One thing I always say when I’m teaching is that we need to stop seeing grooming and abuse as a monstrous, rare, sick thing that only a handful of humans do.

We have to start seeing grooming and abuse as a common extension of normal, every day tactics and mechanisms humans use to communicate and manipulate each other. The outcome might be different, but the tactics and approaches are all the same. And millions of people are abusing children using those normal, everyday tactics.

What if we are missing the point? What if we are expecting children (and therefore adults) to spot behaviours and tactics and approaches in abusers that are completely normal in parents and teachers?

What if we are laying the foundations for abuse and control from birth?

What if the way we talk to and manipulate our children in an effort to bring them up, is actually teaching them that abuse, control, threat and bribery is normal?

Aren’t abusers just using the exact same tactics as parents, carers and teachers that kids spend 24 hours a day with?

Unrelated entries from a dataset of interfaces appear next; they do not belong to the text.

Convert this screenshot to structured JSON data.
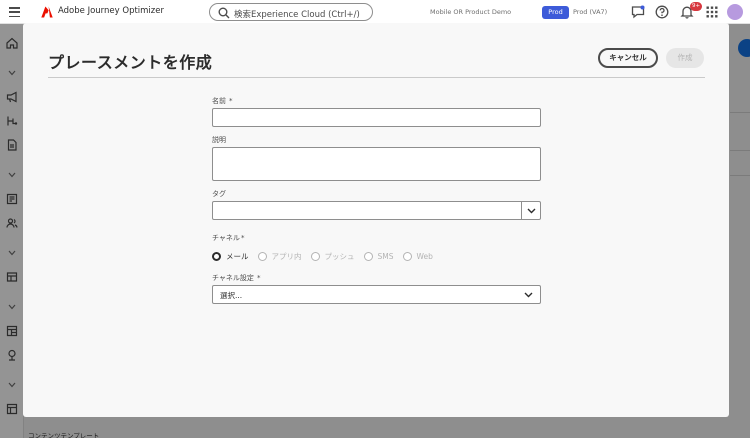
{
  "header": {
    "app_name": "Adobe Journey Optimizer",
    "search_placeholder": "検索Experience Cloud (Ctrl+/)",
    "org_name": "Mobile OR Product Demo",
    "sandbox_badge": "Prod",
    "sandbox_name": "Prod (VA7)",
    "notification_count": "9+"
  },
  "background": {
    "bottom_label": "コンテンツテンプレート"
  },
  "dialog": {
    "title": "プレースメントを作成",
    "cancel_label": "キャンセル",
    "create_label": "作成",
    "fields": {
      "name_label": "名前",
      "description_label": "説明",
      "tags_label": "タグ",
      "channel_label": "チャネル",
      "channel_config_label": "チャネル設定",
      "required_marker": "*",
      "channel_config_placeholder": "選択..."
    },
    "channels": [
      {
        "label": "メール",
        "selected": true
      },
      {
        "label": "アプリ内",
        "selected": false
      },
      {
        "label": "プッシュ",
        "selected": false
      },
      {
        "label": "SMS",
        "selected": false
      },
      {
        "label": "Web",
        "selected": false
      }
    ]
  },
  "colors": {
    "accent": "#3d5bd9",
    "brand_red": "#eb1000",
    "badge_red": "#d7373f",
    "link_blue": "#1473e6"
  },
  "icons": {
    "app_logo": "adobe-logo-icon",
    "search": "search-icon",
    "feedback": "chat-icon",
    "help": "help-icon",
    "notifications": "bell-icon",
    "apps": "app-grid-icon"
  }
}
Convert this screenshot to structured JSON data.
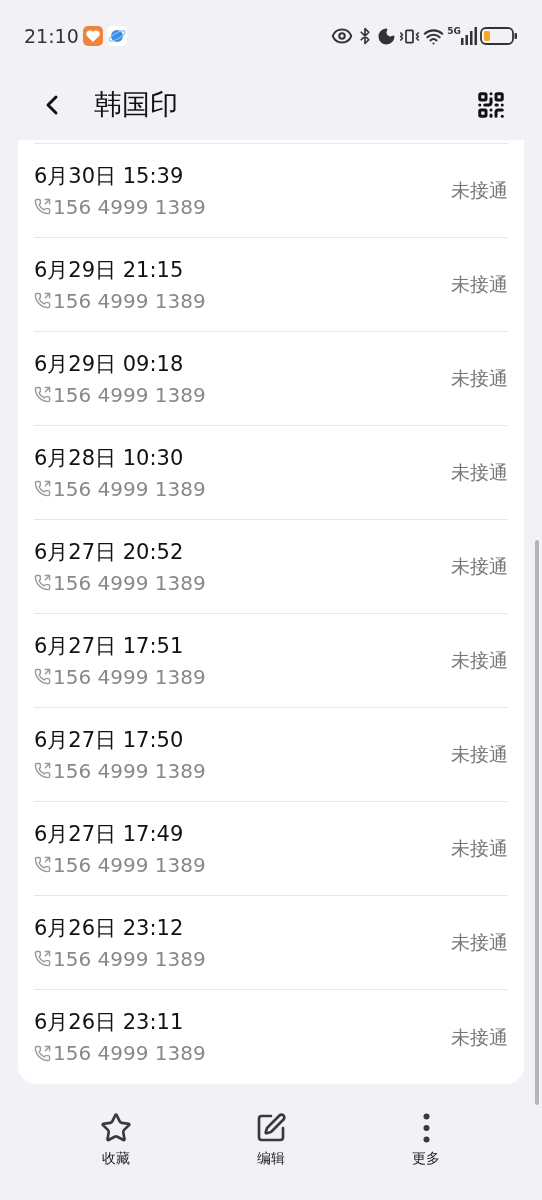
{
  "status_bar": {
    "time": "21:10",
    "network": "5G"
  },
  "header": {
    "title": "韩国印"
  },
  "calls": [
    {
      "date_time": "6月30日 15:39",
      "number": "156 4999 1389",
      "status": "未接通"
    },
    {
      "date_time": "6月29日 21:15",
      "number": "156 4999 1389",
      "status": "未接通"
    },
    {
      "date_time": "6月29日 09:18",
      "number": "156 4999 1389",
      "status": "未接通"
    },
    {
      "date_time": "6月28日 10:30",
      "number": "156 4999 1389",
      "status": "未接通"
    },
    {
      "date_time": "6月27日 20:52",
      "number": "156 4999 1389",
      "status": "未接通"
    },
    {
      "date_time": "6月27日 17:51",
      "number": "156 4999 1389",
      "status": "未接通"
    },
    {
      "date_time": "6月27日 17:50",
      "number": "156 4999 1389",
      "status": "未接通"
    },
    {
      "date_time": "6月27日 17:49",
      "number": "156 4999 1389",
      "status": "未接通"
    },
    {
      "date_time": "6月26日 23:12",
      "number": "156 4999 1389",
      "status": "未接通"
    },
    {
      "date_time": "6月26日 23:11",
      "number": "156 4999 1389",
      "status": "未接通"
    }
  ],
  "bottom_actions": [
    {
      "kind": "star",
      "label": "收藏"
    },
    {
      "kind": "edit",
      "label": "编辑"
    },
    {
      "kind": "more",
      "label": "更多"
    }
  ]
}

Isn’t it strange that we have such high expectations of children and adolescents to notice, recognise and act on behaviours and tactics that we tell them are abusive and manipulative – but have featured in their lives since birth?

Written by Jessica Eaton

Web: http://www.victimfocus.org.uk

Email: jessica@victimfocus.org.uk

Tweet: @JessicaE13Eaton

Facebook: http://www.facebook.com/jessicaforenpsych

2018: My year in review video is here

https://m.youtube.com/watch?v=v_hyqrkfOcs